In a recent piece, New York Times columnist Thomas Friedman discusses the increasing pace of technological innovation, and what it means for workers and training (2017). As Friedman states, “If you want to be a lifelong employee anywhere today, you have to be a lifelong learner” (2017, p. 27). He goes on to cite a recent partnership between the College Board, the organization responsible for the PSAT, SAT, and AP courses, and Khan Academy, an organization who produces and delivers online multimedia educational content. Specifically, students can use their PSAT results to create free personalized improvement practice through Khan Academy (Friedman, 2017). As Friedman concludes, while the onus for self-improvement will be on the worker, “systems –like Khan-College Board- are emerging everywhere to enable anyone to accelerate learning for the age of acceleration” (2017, p. 27).
This is clearly good news for the field of learning technologies; demand for well-designed training systems will increase to meet demand from a workforce regularly needing to develop new/updated skills and competencies. However, the capability to design and develop those systems requires an ability to synthesize technology skills and instructional methodology into a coherent design that is “exciting, energetic, enthusiastic, excellent, and educational”, in addition to “electronic” (Luskin, 2010). Over the past year and a half as an instructional design student in the Master of Science in Learning Technologies Accelerated Online Program at the University of North Texas, I have endeavored to do just that; develop technical proficiency in new and emerging technologies for learning while concurrently building an understanding and repertoire of technology-driven pedagogical practice grounded in learning theory.

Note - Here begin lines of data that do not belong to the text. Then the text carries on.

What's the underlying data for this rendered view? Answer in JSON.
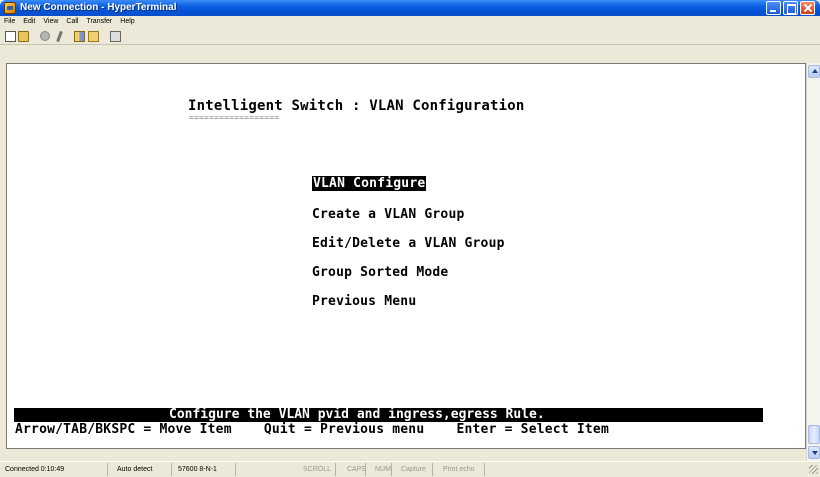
{
  "window": {
    "title": "New Connection - HyperTerminal"
  },
  "menubar": {
    "items": [
      "File",
      "Edit",
      "View",
      "Call",
      "Transfer",
      "Help"
    ]
  },
  "toolbar": {
    "icons": [
      "new-icon",
      "open-icon",
      "call-icon",
      "disconnect-icon",
      "send-icon",
      "receive-icon",
      "properties-icon"
    ]
  },
  "terminal": {
    "header_title": "Intelligent Switch : VLAN Configuration",
    "header_underline": "==================",
    "menu_items": [
      "VLAN Configure",
      "Create a VLAN Group",
      "Edit/Delete a VLAN Group",
      "Group Sorted Mode",
      "Previous Menu"
    ],
    "selected_index": 0,
    "status_line": "Configure the VLAN pvid and ingress,egress Rule.",
    "help_line": "Arrow/TAB/BKSPC = Move Item    Quit = Previous menu    Enter = Select Item"
  },
  "statusbar": {
    "connected": "Connected 0:10:49",
    "detect": "Auto detect",
    "settings": "57600 8-N-1",
    "scroll": "SCROLL",
    "caps": "CAPS",
    "num": "NUM",
    "capture": "Capture",
    "print_echo": "Print echo"
  },
  "colors": {
    "titlebar": "#0a5fe0",
    "chrome": "#ece9d8",
    "terminal_bg": "#ffffff",
    "terminal_fg": "#000000"
  }
}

Over the past several weeks, I have had the opportunity to learn and explore several best practices for instructional design that I believe further refine my ability to develop, implement, and evaluate technology-based training and learning. For example, I have explored and integrated recommended considerations for e-Learning components that will increase the effectiveness of my work. They are (1) knowing your audience, which helps to determine course structure and guides page design, content, and format; (2) course structure, which provides guidelines for grouping content, module length, interactivity, and use of pictures/graphics; (3) page design, which addresses course navigation, appearance, and presentation; (4) usability, which refers to whether course materials function technically; and (5) content engagement, which leads the design of instruction to incorporate tools and capabilities specific to a web-based environment, while concurrently compensating for the lack of human connection afforded by face-to-face interaction. Additionally, I have learned and applied best practices for the design of guides to inform both course facilitators and participants, and have a renewed understanding of the importance of both documents. Finally, I have developed a more complete understanding of the role of evaluation in instructional design, seeing it now as not simply a summative assessment of course effectiveness given to the learner post implementation, but rather an invaluable ongoing component that informs and directs every phase of the instructional design process. In short, as I approach the end of my formal education in instructional design, I continue to strengthen the foundation upon which I hope to build well-designed and effective training.
Friedman, T. (2017, May 10). Owning your own future. New York Times. Retrieved from https://www.nytimes.com/2017/05/10/opinion/owning-your-own-future.html?_r=0
Luskin, B. (2010). Think “exciting”: E-learning and the big “e”. Retrieved from http://er.educause.edu/articles/2010/3/think-exciting-elearning-and-the-big-e